===== Extracted material
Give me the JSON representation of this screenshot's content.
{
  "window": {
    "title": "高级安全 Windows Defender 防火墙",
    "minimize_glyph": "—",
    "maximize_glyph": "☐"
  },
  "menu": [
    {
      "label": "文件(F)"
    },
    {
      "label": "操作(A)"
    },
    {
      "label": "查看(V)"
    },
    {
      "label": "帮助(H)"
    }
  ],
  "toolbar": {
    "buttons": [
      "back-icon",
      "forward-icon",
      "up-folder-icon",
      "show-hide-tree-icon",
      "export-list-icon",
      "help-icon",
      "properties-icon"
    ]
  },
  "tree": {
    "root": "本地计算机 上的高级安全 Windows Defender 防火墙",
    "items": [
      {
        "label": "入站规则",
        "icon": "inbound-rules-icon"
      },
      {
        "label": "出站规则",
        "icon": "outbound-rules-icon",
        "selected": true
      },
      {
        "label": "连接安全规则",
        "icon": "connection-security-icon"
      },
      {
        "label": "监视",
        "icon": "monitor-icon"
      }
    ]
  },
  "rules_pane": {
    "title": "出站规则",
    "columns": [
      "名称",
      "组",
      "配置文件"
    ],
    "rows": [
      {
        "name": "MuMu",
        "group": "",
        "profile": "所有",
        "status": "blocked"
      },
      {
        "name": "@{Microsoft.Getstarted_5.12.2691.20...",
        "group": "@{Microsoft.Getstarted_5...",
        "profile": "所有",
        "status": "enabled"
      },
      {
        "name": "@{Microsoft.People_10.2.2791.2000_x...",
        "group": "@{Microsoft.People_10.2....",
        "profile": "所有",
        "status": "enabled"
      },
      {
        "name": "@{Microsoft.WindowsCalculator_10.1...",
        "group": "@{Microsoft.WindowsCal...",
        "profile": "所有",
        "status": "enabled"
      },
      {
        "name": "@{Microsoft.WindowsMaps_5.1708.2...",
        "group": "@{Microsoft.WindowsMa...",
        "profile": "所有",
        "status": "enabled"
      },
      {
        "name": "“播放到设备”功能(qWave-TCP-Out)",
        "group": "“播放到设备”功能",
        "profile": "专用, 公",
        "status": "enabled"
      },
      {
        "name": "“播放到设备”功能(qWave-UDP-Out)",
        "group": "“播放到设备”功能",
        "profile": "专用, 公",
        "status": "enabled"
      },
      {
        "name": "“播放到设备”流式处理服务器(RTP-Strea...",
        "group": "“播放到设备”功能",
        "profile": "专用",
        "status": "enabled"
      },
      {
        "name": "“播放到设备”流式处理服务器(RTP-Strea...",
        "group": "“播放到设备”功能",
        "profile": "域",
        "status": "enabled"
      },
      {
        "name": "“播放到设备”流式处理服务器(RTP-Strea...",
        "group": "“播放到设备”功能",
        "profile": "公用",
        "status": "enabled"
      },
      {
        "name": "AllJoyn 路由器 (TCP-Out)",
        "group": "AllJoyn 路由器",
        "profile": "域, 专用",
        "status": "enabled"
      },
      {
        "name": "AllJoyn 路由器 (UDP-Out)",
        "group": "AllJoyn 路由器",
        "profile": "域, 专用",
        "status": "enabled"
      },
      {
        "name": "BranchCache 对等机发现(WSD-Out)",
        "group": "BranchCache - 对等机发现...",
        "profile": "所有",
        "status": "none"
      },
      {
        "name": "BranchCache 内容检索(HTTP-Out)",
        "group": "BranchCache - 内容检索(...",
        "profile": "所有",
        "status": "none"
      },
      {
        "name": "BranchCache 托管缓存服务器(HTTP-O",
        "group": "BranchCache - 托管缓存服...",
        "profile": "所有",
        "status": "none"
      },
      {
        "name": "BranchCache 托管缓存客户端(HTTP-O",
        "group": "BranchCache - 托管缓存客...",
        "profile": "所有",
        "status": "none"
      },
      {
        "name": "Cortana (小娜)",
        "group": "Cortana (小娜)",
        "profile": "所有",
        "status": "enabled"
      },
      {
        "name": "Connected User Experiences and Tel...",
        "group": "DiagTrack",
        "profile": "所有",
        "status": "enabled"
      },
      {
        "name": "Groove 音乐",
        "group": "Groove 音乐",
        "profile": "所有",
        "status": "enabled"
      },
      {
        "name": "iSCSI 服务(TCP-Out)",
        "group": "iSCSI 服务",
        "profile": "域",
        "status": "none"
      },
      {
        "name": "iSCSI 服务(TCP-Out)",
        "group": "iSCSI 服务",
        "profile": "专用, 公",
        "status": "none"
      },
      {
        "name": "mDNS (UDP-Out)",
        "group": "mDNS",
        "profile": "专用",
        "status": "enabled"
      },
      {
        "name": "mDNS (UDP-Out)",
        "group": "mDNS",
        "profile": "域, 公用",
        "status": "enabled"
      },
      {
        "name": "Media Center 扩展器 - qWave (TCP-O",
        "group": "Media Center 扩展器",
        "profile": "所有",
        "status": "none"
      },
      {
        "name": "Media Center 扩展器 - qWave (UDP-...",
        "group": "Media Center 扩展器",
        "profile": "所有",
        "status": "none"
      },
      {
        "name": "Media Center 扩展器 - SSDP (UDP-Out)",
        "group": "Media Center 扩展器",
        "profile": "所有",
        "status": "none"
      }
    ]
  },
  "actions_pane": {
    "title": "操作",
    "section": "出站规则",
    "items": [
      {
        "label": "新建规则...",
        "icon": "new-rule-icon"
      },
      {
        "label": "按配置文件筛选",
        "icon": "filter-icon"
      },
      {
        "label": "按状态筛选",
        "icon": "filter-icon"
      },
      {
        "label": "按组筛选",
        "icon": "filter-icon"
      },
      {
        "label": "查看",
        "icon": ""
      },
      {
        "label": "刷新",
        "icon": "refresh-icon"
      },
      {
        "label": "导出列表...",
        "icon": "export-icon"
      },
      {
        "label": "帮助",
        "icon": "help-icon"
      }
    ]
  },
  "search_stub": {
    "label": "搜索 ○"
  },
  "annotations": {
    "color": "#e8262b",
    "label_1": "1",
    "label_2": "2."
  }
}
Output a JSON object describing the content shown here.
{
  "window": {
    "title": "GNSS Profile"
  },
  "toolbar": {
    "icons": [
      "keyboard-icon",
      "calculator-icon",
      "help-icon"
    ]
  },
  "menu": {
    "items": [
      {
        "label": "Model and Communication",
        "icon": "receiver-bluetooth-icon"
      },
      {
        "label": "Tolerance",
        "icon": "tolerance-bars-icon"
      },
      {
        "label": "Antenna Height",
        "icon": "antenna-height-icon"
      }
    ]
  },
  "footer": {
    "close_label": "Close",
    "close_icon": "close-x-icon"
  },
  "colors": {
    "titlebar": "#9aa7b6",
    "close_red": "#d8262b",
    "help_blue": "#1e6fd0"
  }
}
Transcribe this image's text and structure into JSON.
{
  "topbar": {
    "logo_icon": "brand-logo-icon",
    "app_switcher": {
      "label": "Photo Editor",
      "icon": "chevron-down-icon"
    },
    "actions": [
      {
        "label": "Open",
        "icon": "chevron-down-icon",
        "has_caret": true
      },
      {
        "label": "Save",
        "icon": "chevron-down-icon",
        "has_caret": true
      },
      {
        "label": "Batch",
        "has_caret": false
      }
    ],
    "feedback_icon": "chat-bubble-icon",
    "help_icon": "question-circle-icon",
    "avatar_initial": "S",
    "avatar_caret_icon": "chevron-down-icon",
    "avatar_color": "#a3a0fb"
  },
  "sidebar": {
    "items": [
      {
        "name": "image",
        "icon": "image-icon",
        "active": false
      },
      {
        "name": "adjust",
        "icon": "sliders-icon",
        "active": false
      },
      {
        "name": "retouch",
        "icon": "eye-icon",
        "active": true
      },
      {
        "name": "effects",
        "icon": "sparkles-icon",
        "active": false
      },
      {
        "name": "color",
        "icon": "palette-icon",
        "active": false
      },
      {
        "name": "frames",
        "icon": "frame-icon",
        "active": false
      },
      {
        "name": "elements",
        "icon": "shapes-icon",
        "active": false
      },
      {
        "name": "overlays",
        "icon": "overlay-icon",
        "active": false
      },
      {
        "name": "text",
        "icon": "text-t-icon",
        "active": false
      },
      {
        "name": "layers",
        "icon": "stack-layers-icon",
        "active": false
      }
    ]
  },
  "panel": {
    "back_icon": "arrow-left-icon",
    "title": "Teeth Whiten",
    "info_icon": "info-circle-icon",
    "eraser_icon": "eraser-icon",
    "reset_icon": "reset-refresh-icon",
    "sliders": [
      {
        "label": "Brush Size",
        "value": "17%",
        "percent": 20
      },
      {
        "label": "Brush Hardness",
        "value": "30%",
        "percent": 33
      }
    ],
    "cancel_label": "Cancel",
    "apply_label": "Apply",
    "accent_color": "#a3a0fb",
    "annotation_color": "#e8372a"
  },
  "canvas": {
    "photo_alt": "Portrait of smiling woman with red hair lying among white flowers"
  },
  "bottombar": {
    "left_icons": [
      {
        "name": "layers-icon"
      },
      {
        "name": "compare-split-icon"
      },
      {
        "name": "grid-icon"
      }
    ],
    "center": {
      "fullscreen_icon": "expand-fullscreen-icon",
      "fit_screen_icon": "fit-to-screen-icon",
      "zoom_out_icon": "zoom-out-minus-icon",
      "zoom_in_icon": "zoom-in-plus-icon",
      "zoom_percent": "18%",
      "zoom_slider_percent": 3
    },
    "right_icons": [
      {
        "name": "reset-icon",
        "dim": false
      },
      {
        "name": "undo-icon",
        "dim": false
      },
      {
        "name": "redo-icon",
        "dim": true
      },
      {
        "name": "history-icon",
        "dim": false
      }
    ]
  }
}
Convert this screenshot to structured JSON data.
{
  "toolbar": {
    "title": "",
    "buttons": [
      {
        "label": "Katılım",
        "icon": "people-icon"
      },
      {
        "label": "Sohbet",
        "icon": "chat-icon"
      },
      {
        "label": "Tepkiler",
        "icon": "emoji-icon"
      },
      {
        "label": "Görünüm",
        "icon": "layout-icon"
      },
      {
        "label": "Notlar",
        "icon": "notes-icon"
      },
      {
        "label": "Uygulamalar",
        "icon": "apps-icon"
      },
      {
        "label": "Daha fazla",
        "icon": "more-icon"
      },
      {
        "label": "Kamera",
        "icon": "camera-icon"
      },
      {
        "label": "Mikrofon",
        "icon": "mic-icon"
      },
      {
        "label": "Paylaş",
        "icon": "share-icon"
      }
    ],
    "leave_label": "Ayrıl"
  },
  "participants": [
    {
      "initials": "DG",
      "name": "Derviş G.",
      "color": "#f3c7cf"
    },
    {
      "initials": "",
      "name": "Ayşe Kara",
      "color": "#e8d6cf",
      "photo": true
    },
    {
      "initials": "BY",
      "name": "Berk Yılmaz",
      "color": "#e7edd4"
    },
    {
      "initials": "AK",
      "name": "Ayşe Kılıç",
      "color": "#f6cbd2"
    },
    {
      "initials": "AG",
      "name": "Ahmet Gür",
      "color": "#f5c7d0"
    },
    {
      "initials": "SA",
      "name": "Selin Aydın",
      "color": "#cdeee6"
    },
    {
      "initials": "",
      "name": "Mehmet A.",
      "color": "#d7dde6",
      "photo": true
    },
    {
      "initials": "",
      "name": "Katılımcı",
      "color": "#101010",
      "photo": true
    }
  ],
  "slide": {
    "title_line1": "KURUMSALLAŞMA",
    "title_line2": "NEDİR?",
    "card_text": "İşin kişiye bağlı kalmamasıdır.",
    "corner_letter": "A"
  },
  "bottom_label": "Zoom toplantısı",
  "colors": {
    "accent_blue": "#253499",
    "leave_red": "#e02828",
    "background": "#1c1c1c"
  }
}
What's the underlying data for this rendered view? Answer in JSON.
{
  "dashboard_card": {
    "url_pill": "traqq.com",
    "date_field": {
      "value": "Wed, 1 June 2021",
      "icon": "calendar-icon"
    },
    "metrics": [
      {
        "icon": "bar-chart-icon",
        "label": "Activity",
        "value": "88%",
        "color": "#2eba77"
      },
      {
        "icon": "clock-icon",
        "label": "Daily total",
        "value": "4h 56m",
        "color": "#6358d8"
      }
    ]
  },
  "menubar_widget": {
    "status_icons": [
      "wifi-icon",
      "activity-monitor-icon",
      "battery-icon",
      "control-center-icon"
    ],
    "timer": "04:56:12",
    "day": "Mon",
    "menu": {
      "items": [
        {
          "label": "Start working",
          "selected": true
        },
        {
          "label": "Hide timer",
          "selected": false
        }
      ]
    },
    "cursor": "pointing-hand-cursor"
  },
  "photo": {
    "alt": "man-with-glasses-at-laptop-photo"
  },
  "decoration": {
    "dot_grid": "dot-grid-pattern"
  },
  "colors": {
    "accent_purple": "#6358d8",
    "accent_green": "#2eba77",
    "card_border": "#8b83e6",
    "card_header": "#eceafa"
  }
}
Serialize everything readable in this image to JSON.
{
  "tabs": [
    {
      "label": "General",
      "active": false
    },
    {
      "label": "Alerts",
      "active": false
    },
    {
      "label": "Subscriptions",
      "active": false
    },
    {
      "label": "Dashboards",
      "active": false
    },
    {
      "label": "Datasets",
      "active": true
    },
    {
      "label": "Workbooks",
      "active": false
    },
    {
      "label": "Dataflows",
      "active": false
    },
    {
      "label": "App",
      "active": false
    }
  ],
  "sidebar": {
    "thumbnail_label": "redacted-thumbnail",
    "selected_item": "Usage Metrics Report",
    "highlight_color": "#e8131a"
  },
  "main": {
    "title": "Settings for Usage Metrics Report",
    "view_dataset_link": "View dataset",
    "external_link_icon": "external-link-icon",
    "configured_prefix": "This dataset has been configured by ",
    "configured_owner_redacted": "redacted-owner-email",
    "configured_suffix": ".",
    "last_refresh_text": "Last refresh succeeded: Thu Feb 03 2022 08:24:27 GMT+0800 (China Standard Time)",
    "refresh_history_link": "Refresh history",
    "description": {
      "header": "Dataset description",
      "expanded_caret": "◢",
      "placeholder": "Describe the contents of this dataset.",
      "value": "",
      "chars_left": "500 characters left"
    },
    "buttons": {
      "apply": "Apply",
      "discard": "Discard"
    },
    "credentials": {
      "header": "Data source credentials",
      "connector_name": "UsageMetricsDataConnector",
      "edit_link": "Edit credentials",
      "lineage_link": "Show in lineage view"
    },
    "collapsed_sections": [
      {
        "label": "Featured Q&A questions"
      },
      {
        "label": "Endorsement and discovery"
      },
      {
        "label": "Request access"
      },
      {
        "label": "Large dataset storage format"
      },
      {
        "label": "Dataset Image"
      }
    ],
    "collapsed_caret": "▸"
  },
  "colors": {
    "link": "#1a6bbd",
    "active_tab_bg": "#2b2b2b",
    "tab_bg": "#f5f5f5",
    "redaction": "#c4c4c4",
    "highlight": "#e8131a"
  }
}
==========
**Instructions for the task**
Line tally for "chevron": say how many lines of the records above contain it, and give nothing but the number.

**Answer section**
4